§ Work order: Reproduce the data that follows in its entirety, character for character.

[Data entries]

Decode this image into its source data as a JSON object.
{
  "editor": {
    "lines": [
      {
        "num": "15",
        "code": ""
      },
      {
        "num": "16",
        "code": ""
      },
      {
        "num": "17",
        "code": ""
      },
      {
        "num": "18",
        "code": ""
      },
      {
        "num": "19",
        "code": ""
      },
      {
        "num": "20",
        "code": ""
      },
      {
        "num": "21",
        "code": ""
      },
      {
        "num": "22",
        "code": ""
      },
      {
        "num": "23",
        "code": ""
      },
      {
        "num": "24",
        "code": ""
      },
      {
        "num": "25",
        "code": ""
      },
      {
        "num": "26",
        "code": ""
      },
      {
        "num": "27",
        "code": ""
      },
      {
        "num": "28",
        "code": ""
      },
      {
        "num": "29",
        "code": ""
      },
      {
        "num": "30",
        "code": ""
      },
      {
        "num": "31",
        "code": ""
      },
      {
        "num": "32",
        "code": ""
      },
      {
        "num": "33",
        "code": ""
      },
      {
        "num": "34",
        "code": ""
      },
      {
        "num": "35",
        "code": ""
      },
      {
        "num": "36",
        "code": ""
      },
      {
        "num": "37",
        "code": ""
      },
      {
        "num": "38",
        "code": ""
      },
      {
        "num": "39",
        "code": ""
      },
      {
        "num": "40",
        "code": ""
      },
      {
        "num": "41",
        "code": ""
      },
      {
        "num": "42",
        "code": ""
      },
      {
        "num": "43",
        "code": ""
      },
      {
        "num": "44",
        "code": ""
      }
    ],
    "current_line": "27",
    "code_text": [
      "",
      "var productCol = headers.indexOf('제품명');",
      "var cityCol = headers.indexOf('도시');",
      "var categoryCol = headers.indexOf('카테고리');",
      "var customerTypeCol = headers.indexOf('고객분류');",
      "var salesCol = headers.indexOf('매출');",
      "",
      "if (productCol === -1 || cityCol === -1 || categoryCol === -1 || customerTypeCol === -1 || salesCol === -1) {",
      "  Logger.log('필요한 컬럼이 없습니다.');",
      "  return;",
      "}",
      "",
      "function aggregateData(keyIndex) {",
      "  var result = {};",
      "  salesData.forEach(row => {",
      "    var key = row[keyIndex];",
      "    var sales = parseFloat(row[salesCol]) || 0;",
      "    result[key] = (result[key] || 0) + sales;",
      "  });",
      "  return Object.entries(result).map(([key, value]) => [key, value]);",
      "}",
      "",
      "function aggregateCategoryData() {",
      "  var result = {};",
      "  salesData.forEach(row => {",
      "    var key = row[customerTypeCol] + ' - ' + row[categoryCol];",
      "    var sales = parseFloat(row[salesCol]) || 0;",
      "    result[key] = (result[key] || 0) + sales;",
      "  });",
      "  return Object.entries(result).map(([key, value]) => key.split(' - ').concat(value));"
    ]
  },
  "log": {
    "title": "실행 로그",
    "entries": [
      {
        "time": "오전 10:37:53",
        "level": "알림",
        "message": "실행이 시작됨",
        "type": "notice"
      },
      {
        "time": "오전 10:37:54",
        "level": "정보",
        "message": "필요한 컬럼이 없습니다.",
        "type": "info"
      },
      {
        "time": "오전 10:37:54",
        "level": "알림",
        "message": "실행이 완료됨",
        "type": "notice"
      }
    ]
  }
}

§ Result below:
Decode this image into its source data as a JSON object.
{
  "editor": {
    "lines": [
      {
        "num": "15",
        "code": ""
      },
      {
        "num": "16",
        "code": ""
      },
      {
        "num": "17",
        "code": ""
      },
      {
        "num": "18",
        "code": ""
      },
      {
        "num": "19",
        "code": ""
      },
      {
        "num": "20",
        "code": ""
      },
      {
        "num": "21",
        "code": ""
      },
      {
        "num": "22",
        "code": ""
      },
      {
        "num": "23",
        "code": ""
      },
      {
        "num": "24",
        "code": ""
      },
      {
        "num": "25",
        "code": ""
      },
      {
        "num": "26",
        "code": ""
      },
      {
        "num": "27",
        "code": ""
      },
      {
        "num": "28",
        "code": ""
      },
      {
        "num": "29",
        "code": ""
      },
      {
        "num": "30",
        "code": ""
      },
      {
        "num": "31",
        "code": ""
      },
      {
        "num": "32",
        "code": ""
      },
      {
        "num": "33",
        "code": ""
      },
      {
        "num": "34",
        "code": ""
      },
      {
        "num": "35",
        "code": ""
      },
      {
        "num": "36",
        "code": ""
      },
      {
        "num": "37",
        "code": ""
      },
      {
        "num": "38",
        "code": ""
      },
      {
        "num": "39",
        "code": ""
      },
      {
        "num": "40",
        "code": ""
      },
      {
        "num": "41",
        "code": ""
      },
      {
        "num": "42",
        "code": ""
      },
      {
        "num": "43",
        "code": ""
      },
      {
        "num": "44",
        "code": ""
      }
    ],
    "current_line": "27",
    "code_text": [
      "",
      "var productCol = headers.indexOf('제품명');",
      "var cityCol = headers.indexOf('도시');",
      "var categoryCol = headers.indexOf('카테고리');",
      "var customerTypeCol = headers.indexOf('고객분류');",
      "var salesCol = headers.indexOf('매출');",
      "",
      "if (productCol === -1 || cityCol === -1 || categoryCol === -1 || customerTypeCol === -1 || salesCol === -1) {",
      "  Logger.log('필요한 컬럼이 없습니다.');",
      "  return;",
      "}",
      "",
      "function aggregateData(keyIndex) {",
      "  var result = {};",
      "  salesData.forEach(row => {",
      "    var key = row[keyIndex];",
      "    var sales = parseFloat(row[salesCol]) || 0;",
      "    result[key] = (result[key] || 0) + sales;",
      "  });",
      "  return Object.entries(result).map(([key, value]) => [key, value]);",
      "}",
      "",
      "function aggregateCategoryData() {",
      "  var result = {};",
      "  salesData.forEach(row => {",
      "    var key = row[customerTypeCol] + ' - ' + row[categoryCol];",
      "    var sales = parseFloat(row[salesCol]) || 0;",
      "    result[key] = (result[key] || 0) + sales;",
      "  });",
      "  return Object.entries(result).map(([key, value]) => key.split(' - ').concat(value));"
    ]
  },
  "log": {
    "title": "실행 로그",
    "entries": [
      {
        "time": "오전 10:37:53",
        "level": "알림",
        "message": "실행이 시작됨",
        "type": "notice"
      },
      {
        "time": "오전 10:37:54",
        "level": "정보",
        "message": "필요한 컬럼이 없습니다.",
        "type": "info"
      },
      {
        "time": "오전 10:37:54",
        "level": "알림",
        "message": "실행이 완료됨",
        "type": "notice"
      }
    ]
  }
}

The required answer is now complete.